  4. Support the initiative (this post)
  5. Use visualised data to improve

This is the second post on my top 5 ways of making sure that your agile change initiative succeeds. But this is not ideas made up in my head (MY GOD - the horrors...) but things that I've tried and failed miserably with. Over and over. And learned a lot from.

This is the list - in order of importance:
  1. Get a great "Or else"-reason for doing this change
  2. Sit together
  3. Let them change how they work
  4. Support the initiative (this post)
  5. Use visualised data to improve

#4 Support the initiative

This should be a no brainer but once you see it in action it's seldom handled correctly. 

If you want to change how people act and work you have to be a role model for that, supporting the new ways. This means that the change must start with management. Yes - start. No - it is not enough that they are informed, on a need-to-know basis. They need to know how to support the teams to improve. To help them avoid falling back into the old ways of working. 

Before somebody says it; I know that I just (#3) said that you should let people organize themselves in the way they see fit. But such freedom need to be supported from above. So we have a vision (the WHY) and support for the change from above and the actual change happening organically from the bottom up. 

Let me give an example on what I mean:
If we saw that we're going to create a learning organization we need to make room for that learning. Managers must support this and for example, allow for slack. Managers cannot say that we want to create a learning organization and at the same time require that everybody are shipping in the required hours. That is sending two signals at once. 
The support from above need to be given on the floor. Walking around, being interested, asking questions and coaching the teams to continue improving. Hmmm - sounds like the things that a boss should be doing, right? 

There are strong forces at play here. At one client I was told not to talk about slack and learning since that manager had his bonus calculated from the allocation percentage of his employees. If they worked 100% he got more money. Even if they did stupid, non productive work. And learned nothing. 
But we were going to create a learning organization...  
It doesn't add up. 

So in order to succeed I would say that everybody above the teams need to not only know what going on, but also be trained enough to give the support and coaching that the organization needs. So that we are sure we're not sending the wrong signals. 
It goes without saying that we need to buy into this. You need a great "or else"-reason.

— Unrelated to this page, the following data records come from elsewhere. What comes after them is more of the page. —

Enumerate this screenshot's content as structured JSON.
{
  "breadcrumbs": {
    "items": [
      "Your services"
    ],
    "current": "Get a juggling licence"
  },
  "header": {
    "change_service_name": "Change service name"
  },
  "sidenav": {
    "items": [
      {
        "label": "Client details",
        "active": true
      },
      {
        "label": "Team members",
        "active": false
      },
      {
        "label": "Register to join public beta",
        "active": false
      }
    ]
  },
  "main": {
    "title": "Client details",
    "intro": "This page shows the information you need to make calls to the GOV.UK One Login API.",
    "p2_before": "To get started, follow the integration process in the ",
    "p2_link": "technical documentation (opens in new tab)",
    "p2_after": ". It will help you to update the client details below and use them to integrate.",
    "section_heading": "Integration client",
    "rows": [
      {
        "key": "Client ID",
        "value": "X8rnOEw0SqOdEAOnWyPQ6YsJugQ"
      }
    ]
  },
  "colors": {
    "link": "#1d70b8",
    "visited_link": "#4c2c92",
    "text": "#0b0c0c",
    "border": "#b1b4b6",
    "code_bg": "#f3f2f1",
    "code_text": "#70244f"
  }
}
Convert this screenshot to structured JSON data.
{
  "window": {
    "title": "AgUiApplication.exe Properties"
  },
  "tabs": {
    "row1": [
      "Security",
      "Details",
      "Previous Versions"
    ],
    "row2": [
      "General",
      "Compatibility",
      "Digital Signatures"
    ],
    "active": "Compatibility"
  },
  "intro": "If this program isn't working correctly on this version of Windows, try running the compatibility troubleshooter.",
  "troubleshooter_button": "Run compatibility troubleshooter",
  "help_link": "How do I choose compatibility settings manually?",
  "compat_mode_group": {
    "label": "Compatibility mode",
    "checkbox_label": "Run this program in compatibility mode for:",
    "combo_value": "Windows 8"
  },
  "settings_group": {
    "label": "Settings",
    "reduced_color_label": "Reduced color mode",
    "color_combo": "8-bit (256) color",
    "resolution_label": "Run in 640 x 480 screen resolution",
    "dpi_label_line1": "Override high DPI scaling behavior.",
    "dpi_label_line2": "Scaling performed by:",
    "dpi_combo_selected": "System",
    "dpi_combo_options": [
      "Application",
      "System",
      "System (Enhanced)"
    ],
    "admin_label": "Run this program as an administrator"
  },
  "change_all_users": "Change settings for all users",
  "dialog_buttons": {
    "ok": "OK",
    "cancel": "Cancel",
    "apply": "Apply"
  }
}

Starting to see that it's important, huh?

Summary

This was the fourth post in my series of top 5 things to think about to succeed with agile transformation projects  

  1. Get a great "Or else"-reason for doing this change
  2. Sit together
  3. Let them change how they work
  4. Support the initiative (this post)
  5. Use visualised data to improve


Published by Marcus Hammarberg on Last updated